### [WORK ORDER]
Wherever the word "links" occurs in the listing, copy the whole line.

### [DATASET RECORDS]
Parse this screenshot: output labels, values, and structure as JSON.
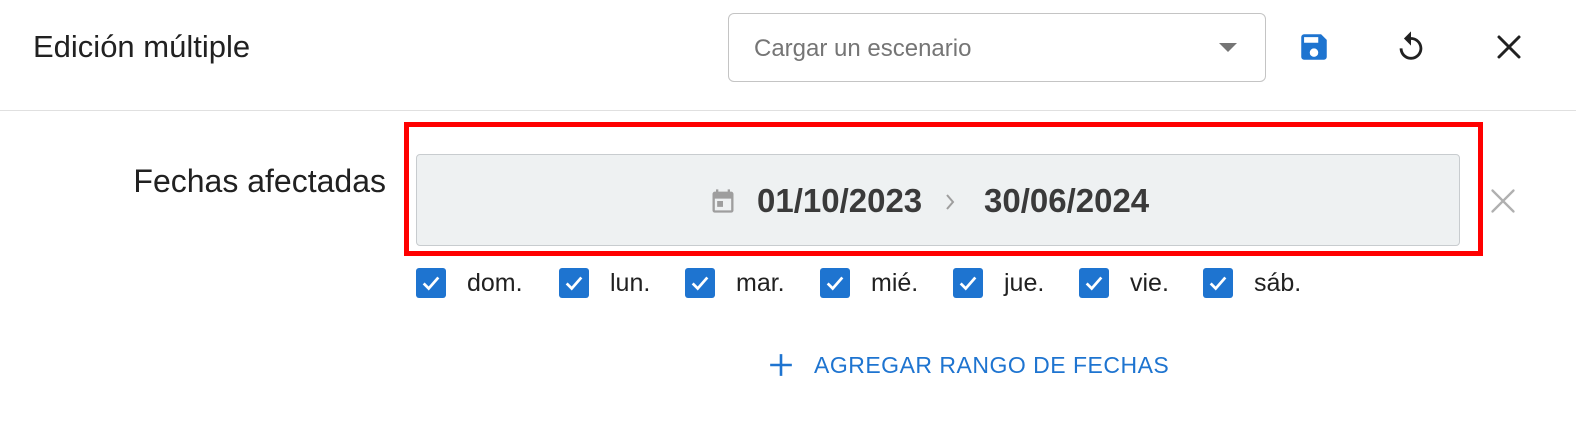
{
  "header": {
    "title": "Edición múltiple",
    "scenario_select": {
      "placeholder": "Cargar un escenario",
      "caret_icon": "arrow-drop-down-icon"
    },
    "actions": [
      {
        "name": "save",
        "icon": "save-icon"
      },
      {
        "name": "reset",
        "icon": "refresh-icon"
      },
      {
        "name": "close",
        "icon": "close-icon"
      }
    ]
  },
  "form": {
    "affected_dates_label": "Fechas afectadas",
    "date_range": {
      "start": "01/10/2023",
      "end": "30/06/2024",
      "icon": "calendar-icon",
      "separator_icon": "chevron-right-icon",
      "clear_icon": "close-icon"
    },
    "weekdays": [
      {
        "label": "dom.",
        "checked": true
      },
      {
        "label": "lun.",
        "checked": true
      },
      {
        "label": "mar.",
        "checked": true
      },
      {
        "label": "mié.",
        "checked": true
      },
      {
        "label": "jue.",
        "checked": true
      },
      {
        "label": "vie.",
        "checked": true
      },
      {
        "label": "sáb.",
        "checked": true
      }
    ],
    "add_range_label": "AGREGAR RANGO DE FECHAS",
    "add_range_icon": "plus-icon"
  },
  "colors": {
    "accent": "#1e74d0",
    "highlight": "#ff0000",
    "field_background": "#eef1f2"
  }
}
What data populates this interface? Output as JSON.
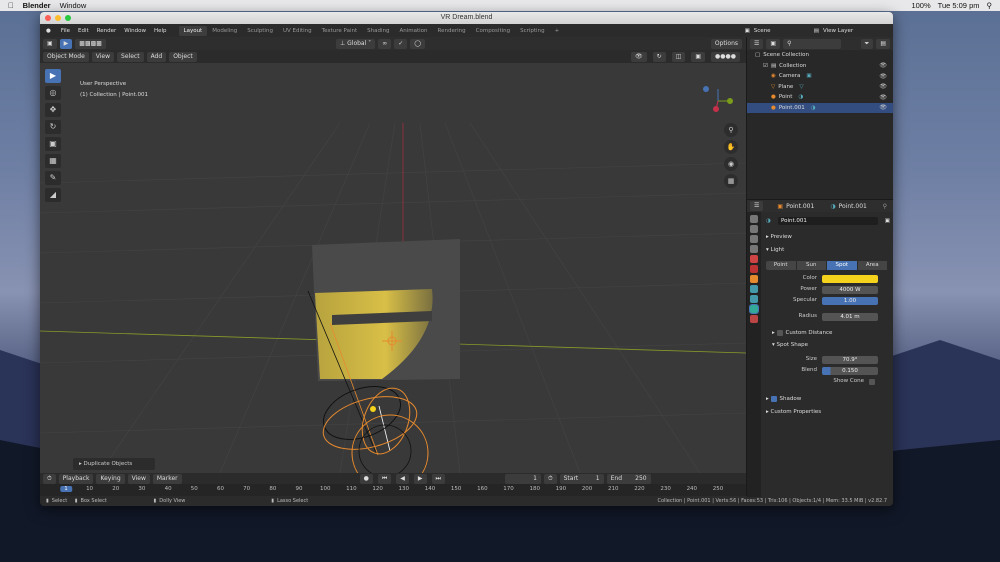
{
  "mac": {
    "app": "Blender",
    "menu": "Window",
    "time": "Tue 5:09 pm",
    "battery": "100%"
  },
  "window": {
    "title": "VR Dream.blend"
  },
  "menus": [
    "File",
    "Edit",
    "Render",
    "Window",
    "Help"
  ],
  "workspaces": [
    "Layout",
    "Modeling",
    "Sculpting",
    "UV Editing",
    "Texture Paint",
    "Shading",
    "Animation",
    "Rendering",
    "Compositing",
    "Scripting"
  ],
  "scene": "Scene",
  "view_layer": "View Layer",
  "transform": {
    "orientation": "Global",
    "options": "Options"
  },
  "header": {
    "mode": "Object Mode",
    "menus": [
      "View",
      "Select",
      "Add",
      "Object"
    ]
  },
  "viewport": {
    "view_name": "User Perspective",
    "context": "(1) Collection | Point.001",
    "redo_panel": "Duplicate Objects"
  },
  "timeline": {
    "menus": [
      "Playback",
      "Keying",
      "View",
      "Marker"
    ],
    "current": "1",
    "start_label": "Start",
    "start": "1",
    "end_label": "End",
    "end": "250",
    "ticks": [
      "1",
      "10",
      "20",
      "30",
      "40",
      "50",
      "60",
      "70",
      "80",
      "90",
      "100",
      "110",
      "120",
      "130",
      "140",
      "150",
      "160",
      "170",
      "180",
      "190",
      "200",
      "210",
      "220",
      "230",
      "240",
      "250"
    ]
  },
  "status": {
    "select": "Select",
    "box": "Box Select",
    "dolly": "Dolly View",
    "lasso": "Lasso Select",
    "stats": "Collection | Point.001 | Verts:56 | Faces:53 | Tris:106 | Objects:1/4 | Mem: 33.5 MiB | v2.82.7"
  },
  "outliner": {
    "root": "Scene Collection",
    "collection": "Collection",
    "items": [
      "Camera",
      "Plane",
      "Point",
      "Point.001"
    ]
  },
  "properties": {
    "object": "Point.001",
    "data": "Point.001",
    "data_name": "Point.001",
    "preview": "Preview",
    "light": "Light",
    "types": [
      "Point",
      "Sun",
      "Spot",
      "Area"
    ],
    "color_label": "Color",
    "power_label": "Power",
    "power": "4000 W",
    "specular_label": "Specular",
    "specular": "1.00",
    "radius_label": "Radius",
    "radius": "4.01 m",
    "custom_distance": "Custom Distance",
    "spot_shape": "Spot Shape",
    "size_label": "Size",
    "size": "70.9°",
    "blend_label": "Blend",
    "blend": "0.150",
    "show_cone": "Show Cone",
    "shadow": "Shadow",
    "custom_props": "Custom Properties"
  },
  "colors": {
    "accent": "#4772b3",
    "light_color": "#f5d21b",
    "selected_row": "#334d80"
  }
}
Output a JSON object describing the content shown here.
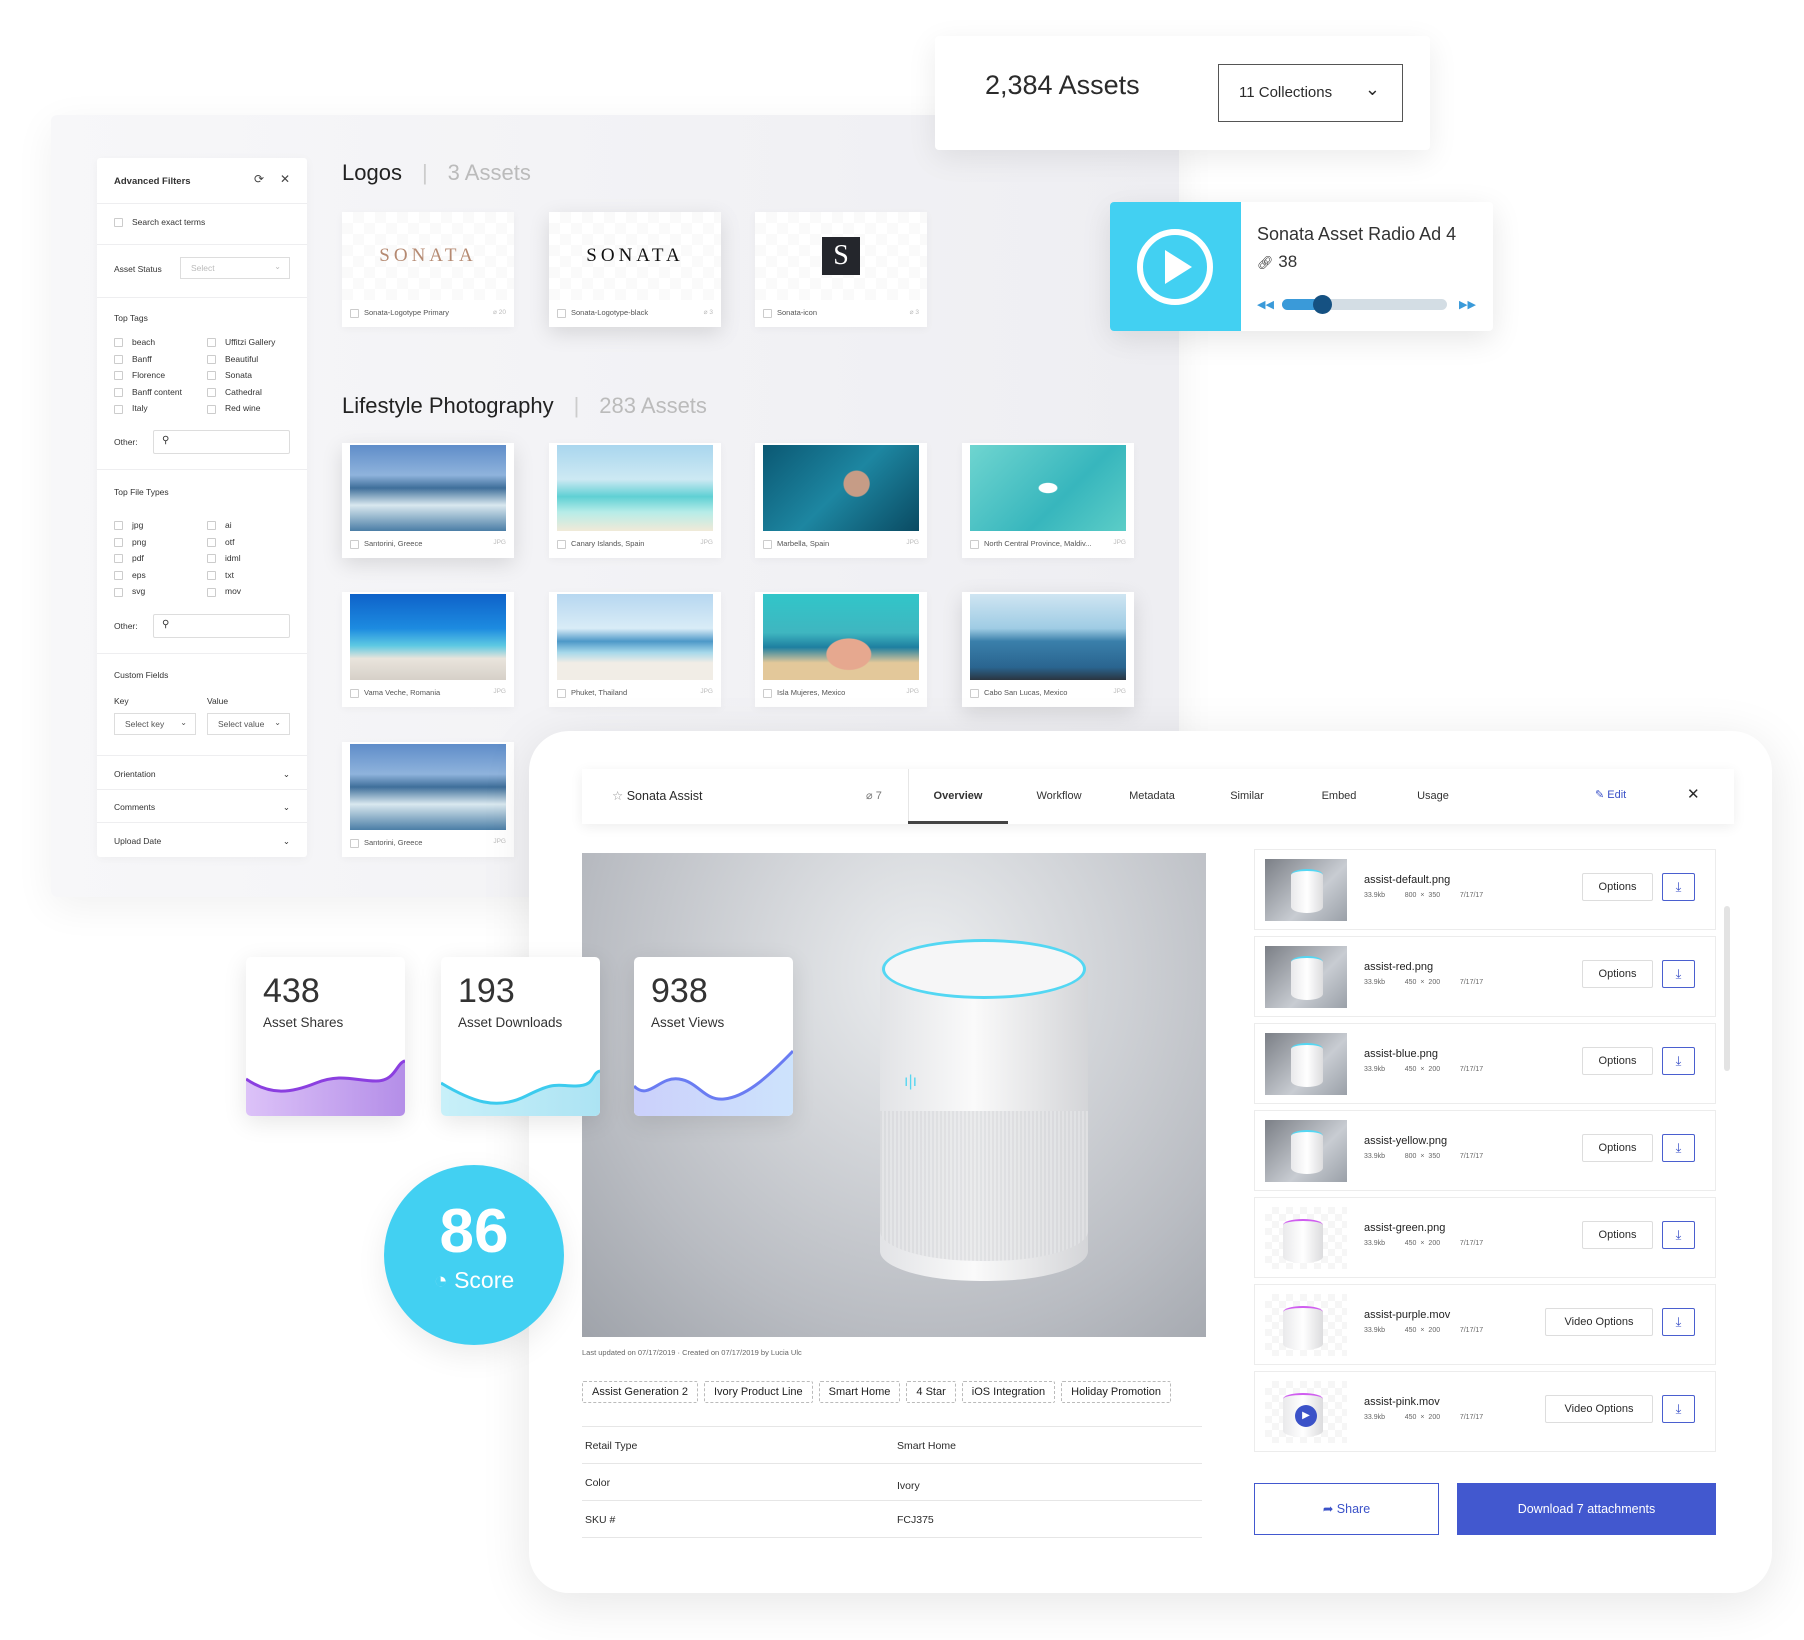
{
  "filters": {
    "title": "Advanced Filters",
    "search_exact": "Search exact terms",
    "asset_status_label": "Asset Status",
    "asset_status_placeholder": "Select",
    "top_tags_label": "Top Tags",
    "tags_left": [
      "beach",
      "Banff",
      "Florence",
      "Banff content",
      "Italy"
    ],
    "tags_right": [
      "Uffitzi Gallery",
      "Beautiful",
      "Sonata",
      "Cathedral",
      "Red wine"
    ],
    "other_label": "Other:",
    "top_file_types_label": "Top File Types",
    "types_left": [
      "jpg",
      "png",
      "pdf",
      "eps",
      "svg"
    ],
    "types_right": [
      "ai",
      "otf",
      "idml",
      "txt",
      "mov"
    ],
    "custom_fields_label": "Custom Fields",
    "key_label": "Key",
    "value_label": "Value",
    "key_placeholder": "Select key",
    "value_placeholder": "Select value",
    "accordions": [
      "Orientation",
      "Comments",
      "Upload Date"
    ]
  },
  "logos": {
    "title": "Logos",
    "count": "3 Assets",
    "items": [
      {
        "name": "Sonata-Logotype Primary",
        "links": "20",
        "logo_text": "SONATA"
      },
      {
        "name": "Sonata-Logotype-black",
        "links": "3",
        "logo_text": "SONATA"
      },
      {
        "name": "Sonata-icon",
        "links": "3",
        "logo_text": "S"
      }
    ]
  },
  "lifestyle": {
    "title": "Lifestyle Photography",
    "count": "283 Assets",
    "items": [
      {
        "name": "Santorini, Greece",
        "ext": "JPG"
      },
      {
        "name": "Canary Islands, Spain",
        "ext": "JPG"
      },
      {
        "name": "Marbella, Spain",
        "ext": "JPG"
      },
      {
        "name": "North Central Province, Maldiv...",
        "ext": "JPG"
      },
      {
        "name": "Vama Veche, Romania",
        "ext": "JPG"
      },
      {
        "name": "Phuket, Thailand",
        "ext": "JPG"
      },
      {
        "name": "Isla Mujeres, Mexico",
        "ext": "JPG"
      },
      {
        "name": "Cabo San Lucas, Mexico",
        "ext": "JPG"
      },
      {
        "name": "Santorini, Greece",
        "ext": "JPG"
      }
    ]
  },
  "summary": {
    "assets": "2,384 Assets",
    "collections": "11 Collections"
  },
  "radio": {
    "title": "Sonata Asset Radio Ad 4",
    "links": "38",
    "progress": 0.24,
    "accent": "#42d0f2"
  },
  "detail": {
    "title": "Sonata Assist",
    "links": "7",
    "tabs": [
      "Overview",
      "Workflow",
      "Metadata",
      "Similar",
      "Embed",
      "Usage"
    ],
    "active_tab": "Overview",
    "edit": "Edit",
    "updated": "Last updated on 07/17/2019 · Created on 07/17/2019 by Lucia Ulc",
    "tags": [
      "Assist Generation 2",
      "Ivory Product Line",
      "Smart Home",
      "4 Star",
      "iOS Integration",
      "Holiday Promotion"
    ],
    "metadata": [
      {
        "key": "Retail Type",
        "value": "Smart Home"
      },
      {
        "key": "Color",
        "value": "Ivory"
      },
      {
        "key": "SKU #",
        "value": "FCJ375"
      }
    ],
    "files": [
      {
        "name": "assist-default.png",
        "size": "33.9kb",
        "dims": "800 × 350",
        "date": "7/17/17",
        "action": "Options"
      },
      {
        "name": "assist-red.png",
        "size": "33.9kb",
        "dims": "450 × 200",
        "date": "7/17/17",
        "action": "Options"
      },
      {
        "name": "assist-blue.png",
        "size": "33.9kb",
        "dims": "450 × 200",
        "date": "7/17/17",
        "action": "Options"
      },
      {
        "name": "assist-yellow.png",
        "size": "33.9kb",
        "dims": "800 × 350",
        "date": "7/17/17",
        "action": "Options"
      },
      {
        "name": "assist-green.png",
        "size": "33.9kb",
        "dims": "450 × 200",
        "date": "7/17/17",
        "action": "Options"
      },
      {
        "name": "assist-purple.mov",
        "size": "33.9kb",
        "dims": "450 × 200",
        "date": "7/17/17",
        "action": "Video Options"
      },
      {
        "name": "assist-pink.mov",
        "size": "33.9kb",
        "dims": "450 × 200",
        "date": "7/17/17",
        "action": "Video Options"
      }
    ],
    "share": "Share",
    "download": "Download 7 attachments",
    "brand_color": "#4258cf"
  },
  "stats": [
    {
      "value": "438",
      "label": "Asset Shares",
      "color": "#8b3fe0"
    },
    {
      "value": "193",
      "label": "Asset Downloads",
      "color": "#3ccbee"
    },
    {
      "value": "938",
      "label": "Asset Views",
      "color": "#6a7cf2"
    }
  ],
  "score": {
    "value": "86",
    "label": "Score",
    "color": "#42d0f2"
  }
}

### [RESULT BELOW]
        "links": "20",
        "links": "3",
        "links": "3",
    "links": "38",
    "links": "7",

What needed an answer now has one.